We have developed an inverted scanning electron microscope with a detachable, open-culture dish, capable of 8nm resolution, and combined with a fluorescence microscope quasi-simultaneously observing the same area. In this system, cells or organelles are observed by the fluorescence microscopy from the top, and by the high resolution scanning microscopy from the bottom. Cells cultured on the open dish can be externally manipulated under an optical microscopy, fixed, and observed using scanning electron microscopy.

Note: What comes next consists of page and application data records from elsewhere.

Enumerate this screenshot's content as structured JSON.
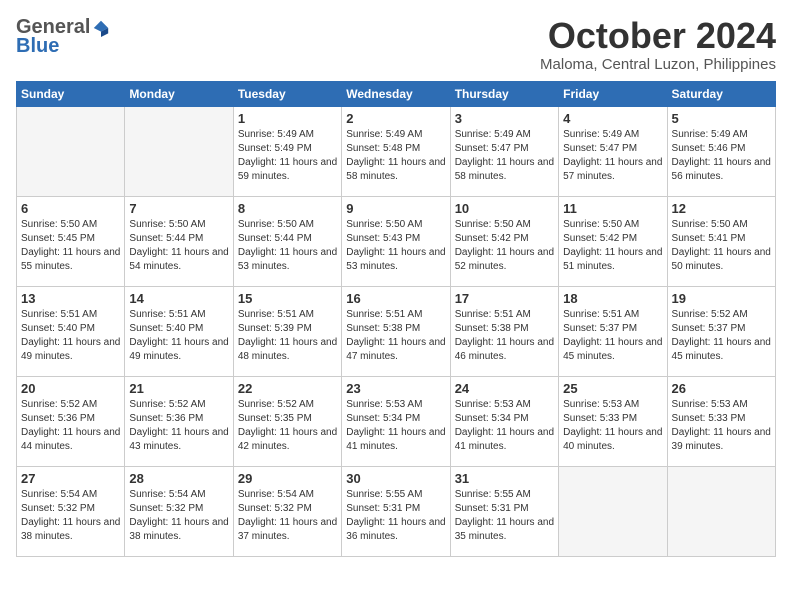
{
  "header": {
    "logo_general": "General",
    "logo_blue": "Blue",
    "month": "October 2024",
    "location": "Maloma, Central Luzon, Philippines"
  },
  "weekdays": [
    "Sunday",
    "Monday",
    "Tuesday",
    "Wednesday",
    "Thursday",
    "Friday",
    "Saturday"
  ],
  "weeks": [
    [
      {
        "day": "",
        "sunrise": "",
        "sunset": "",
        "daylight": ""
      },
      {
        "day": "",
        "sunrise": "",
        "sunset": "",
        "daylight": ""
      },
      {
        "day": "1",
        "sunrise": "Sunrise: 5:49 AM",
        "sunset": "Sunset: 5:49 PM",
        "daylight": "Daylight: 11 hours and 59 minutes."
      },
      {
        "day": "2",
        "sunrise": "Sunrise: 5:49 AM",
        "sunset": "Sunset: 5:48 PM",
        "daylight": "Daylight: 11 hours and 58 minutes."
      },
      {
        "day": "3",
        "sunrise": "Sunrise: 5:49 AM",
        "sunset": "Sunset: 5:47 PM",
        "daylight": "Daylight: 11 hours and 58 minutes."
      },
      {
        "day": "4",
        "sunrise": "Sunrise: 5:49 AM",
        "sunset": "Sunset: 5:47 PM",
        "daylight": "Daylight: 11 hours and 57 minutes."
      },
      {
        "day": "5",
        "sunrise": "Sunrise: 5:49 AM",
        "sunset": "Sunset: 5:46 PM",
        "daylight": "Daylight: 11 hours and 56 minutes."
      }
    ],
    [
      {
        "day": "6",
        "sunrise": "Sunrise: 5:50 AM",
        "sunset": "Sunset: 5:45 PM",
        "daylight": "Daylight: 11 hours and 55 minutes."
      },
      {
        "day": "7",
        "sunrise": "Sunrise: 5:50 AM",
        "sunset": "Sunset: 5:44 PM",
        "daylight": "Daylight: 11 hours and 54 minutes."
      },
      {
        "day": "8",
        "sunrise": "Sunrise: 5:50 AM",
        "sunset": "Sunset: 5:44 PM",
        "daylight": "Daylight: 11 hours and 53 minutes."
      },
      {
        "day": "9",
        "sunrise": "Sunrise: 5:50 AM",
        "sunset": "Sunset: 5:43 PM",
        "daylight": "Daylight: 11 hours and 53 minutes."
      },
      {
        "day": "10",
        "sunrise": "Sunrise: 5:50 AM",
        "sunset": "Sunset: 5:42 PM",
        "daylight": "Daylight: 11 hours and 52 minutes."
      },
      {
        "day": "11",
        "sunrise": "Sunrise: 5:50 AM",
        "sunset": "Sunset: 5:42 PM",
        "daylight": "Daylight: 11 hours and 51 minutes."
      },
      {
        "day": "12",
        "sunrise": "Sunrise: 5:50 AM",
        "sunset": "Sunset: 5:41 PM",
        "daylight": "Daylight: 11 hours and 50 minutes."
      }
    ],
    [
      {
        "day": "13",
        "sunrise": "Sunrise: 5:51 AM",
        "sunset": "Sunset: 5:40 PM",
        "daylight": "Daylight: 11 hours and 49 minutes."
      },
      {
        "day": "14",
        "sunrise": "Sunrise: 5:51 AM",
        "sunset": "Sunset: 5:40 PM",
        "daylight": "Daylight: 11 hours and 49 minutes."
      },
      {
        "day": "15",
        "sunrise": "Sunrise: 5:51 AM",
        "sunset": "Sunset: 5:39 PM",
        "daylight": "Daylight: 11 hours and 48 minutes."
      },
      {
        "day": "16",
        "sunrise": "Sunrise: 5:51 AM",
        "sunset": "Sunset: 5:38 PM",
        "daylight": "Daylight: 11 hours and 47 minutes."
      },
      {
        "day": "17",
        "sunrise": "Sunrise: 5:51 AM",
        "sunset": "Sunset: 5:38 PM",
        "daylight": "Daylight: 11 hours and 46 minutes."
      },
      {
        "day": "18",
        "sunrise": "Sunrise: 5:51 AM",
        "sunset": "Sunset: 5:37 PM",
        "daylight": "Daylight: 11 hours and 45 minutes."
      },
      {
        "day": "19",
        "sunrise": "Sunrise: 5:52 AM",
        "sunset": "Sunset: 5:37 PM",
        "daylight": "Daylight: 11 hours and 45 minutes."
      }
    ],
    [
      {
        "day": "20",
        "sunrise": "Sunrise: 5:52 AM",
        "sunset": "Sunset: 5:36 PM",
        "daylight": "Daylight: 11 hours and 44 minutes."
      },
      {
        "day": "21",
        "sunrise": "Sunrise: 5:52 AM",
        "sunset": "Sunset: 5:36 PM",
        "daylight": "Daylight: 11 hours and 43 minutes."
      },
      {
        "day": "22",
        "sunrise": "Sunrise: 5:52 AM",
        "sunset": "Sunset: 5:35 PM",
        "daylight": "Daylight: 11 hours and 42 minutes."
      },
      {
        "day": "23",
        "sunrise": "Sunrise: 5:53 AM",
        "sunset": "Sunset: 5:34 PM",
        "daylight": "Daylight: 11 hours and 41 minutes."
      },
      {
        "day": "24",
        "sunrise": "Sunrise: 5:53 AM",
        "sunset": "Sunset: 5:34 PM",
        "daylight": "Daylight: 11 hours and 41 minutes."
      },
      {
        "day": "25",
        "sunrise": "Sunrise: 5:53 AM",
        "sunset": "Sunset: 5:33 PM",
        "daylight": "Daylight: 11 hours and 40 minutes."
      },
      {
        "day": "26",
        "sunrise": "Sunrise: 5:53 AM",
        "sunset": "Sunset: 5:33 PM",
        "daylight": "Daylight: 11 hours and 39 minutes."
      }
    ],
    [
      {
        "day": "27",
        "sunrise": "Sunrise: 5:54 AM",
        "sunset": "Sunset: 5:32 PM",
        "daylight": "Daylight: 11 hours and 38 minutes."
      },
      {
        "day": "28",
        "sunrise": "Sunrise: 5:54 AM",
        "sunset": "Sunset: 5:32 PM",
        "daylight": "Daylight: 11 hours and 38 minutes."
      },
      {
        "day": "29",
        "sunrise": "Sunrise: 5:54 AM",
        "sunset": "Sunset: 5:32 PM",
        "daylight": "Daylight: 11 hours and 37 minutes."
      },
      {
        "day": "30",
        "sunrise": "Sunrise: 5:55 AM",
        "sunset": "Sunset: 5:31 PM",
        "daylight": "Daylight: 11 hours and 36 minutes."
      },
      {
        "day": "31",
        "sunrise": "Sunrise: 5:55 AM",
        "sunset": "Sunset: 5:31 PM",
        "daylight": "Daylight: 11 hours and 35 minutes."
      },
      {
        "day": "",
        "sunrise": "",
        "sunset": "",
        "daylight": ""
      },
      {
        "day": "",
        "sunrise": "",
        "sunset": "",
        "daylight": ""
      }
    ]
  ]
}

Surface plasmon (SP) is converted to photon when propagating on surface nano-structures such as steps and periodic structures with sub-wavelength intervals. We newly developed an angle resolved light detection system for TEM-CL, and measured surface plasmon induced light emission. Dispersion curve of SPP on an Ag surface was derived from the angle resolved spectrum images. Standing wave patterns of SPP on plasmonic crystals were visualized in the spectrum image taken at a proper emission angle. This technique can be applied to light emission phenomena induced by SP, and provides a powerful tool to characterize SP on nano-plasmonic structures in high spatial resolution.
Although so-called ‘fusion’ morphologically divides into two different types, ‘ostensible fusion’ and ‘actual fusion’, very little is known about the heterogeneity of fusion in maxillo-facial morphogenesis. Moreover, the controversy concerning the mechanism of epithelial disappearance continues even to the fusion of palatal shelves, which has been most often researched as a model of ‘actual fusion’.In this paper, I explained the morphological difference between ‘ostensible fusion’ and ‘actual fusion’ in so-called ‘fusion’. In addition, I showed a case of epithelial disappearance by means of cell migration, epithelial –mesenchymal transformation, and apoptosis, in a single palatal shelf culture method of fetal mice. Such cell differentiation suggests how epithelial cells disappear during ‘actual fusion’.

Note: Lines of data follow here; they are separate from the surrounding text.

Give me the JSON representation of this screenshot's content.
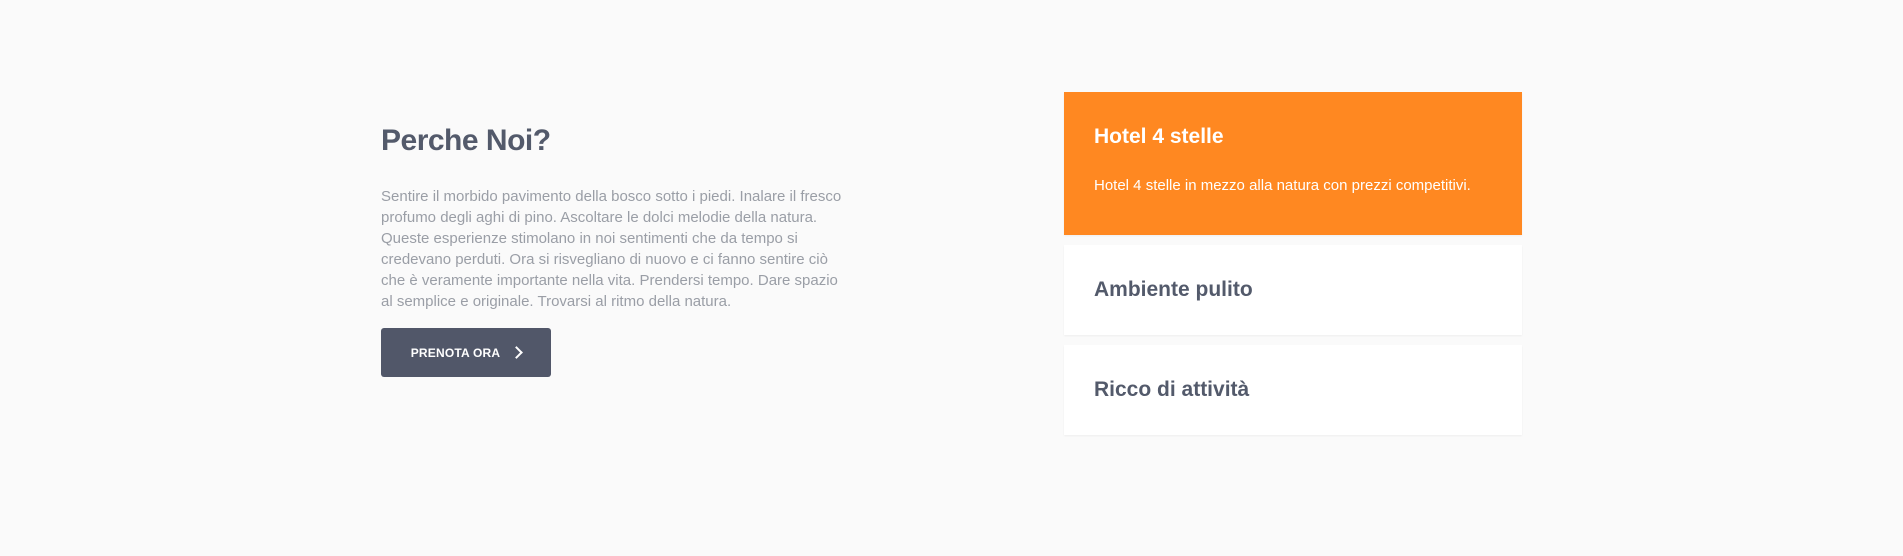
{
  "about": {
    "title": "Perche Noi?",
    "description": "Sentire il morbido pavimento della bosco sotto i piedi. Inalare il fresco profumo degli aghi di pino. Ascoltare le dolci melodie della natura. Queste esperienze stimolano in noi sentimenti che da tempo si credevano perduti. Ora si risvegliano di nuovo e ci fanno sentire ciò che è veramente importante nella vita. Prendersi tempo. Dare spazio al semplice e originale. Trovarsi al ritmo della natura.",
    "button_label": "PRENOTA ORA",
    "button_icon": "chevron-right-icon"
  },
  "features": [
    {
      "title": "Hotel 4 stelle",
      "text": "Hotel 4 stelle in mezzo alla natura con prezzi competitivi.",
      "active": true
    },
    {
      "title": "Ambiente pulito",
      "active": false
    },
    {
      "title": "Ricco di attività",
      "active": false
    }
  ],
  "colors": {
    "accent": "#ff8821",
    "dark": "#515769",
    "heading": "#535a6b",
    "text": "#9a9ea6",
    "background": "#fafafa"
  }
}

Convergent-beam electron diffraction (CBED) patterns are obtained by converging a conical electron beam on a nanometer-size specimen area. The CBED method enables us to determine specimen thicknesses, crystal symmetries, lattice parameters and strains, lattice defects and crystal structural parameters. Basics of the CBED method and tips for CBED experiments are described. Some applications of CBED are briefly outlined.
A novel fixative solution which I recently developed enabled to prepare paraffin-embedded lens specimens without artefacts. The growth region and tissue-type stem cells in the lens epithelium were located near the equatorial region of the lens. Under culture conditions, every lens epithelial cells (LEC) from any different areas of the lens exhibited prompt initiation of cell growth.
A high energy-resolution energy dispersive spectrometer (EDS) utilizing a transition-edge-sensor (TES) microcalorimeter is developed for a transmission electron microscope (TEM). As the first step, we have attached a single-pixel TES system cooled by the cryogen-free cooling system to the TEM and obtained an energy resolution of 7.6eV at silicon Kα line without degrading the spatial resolution of the TEM.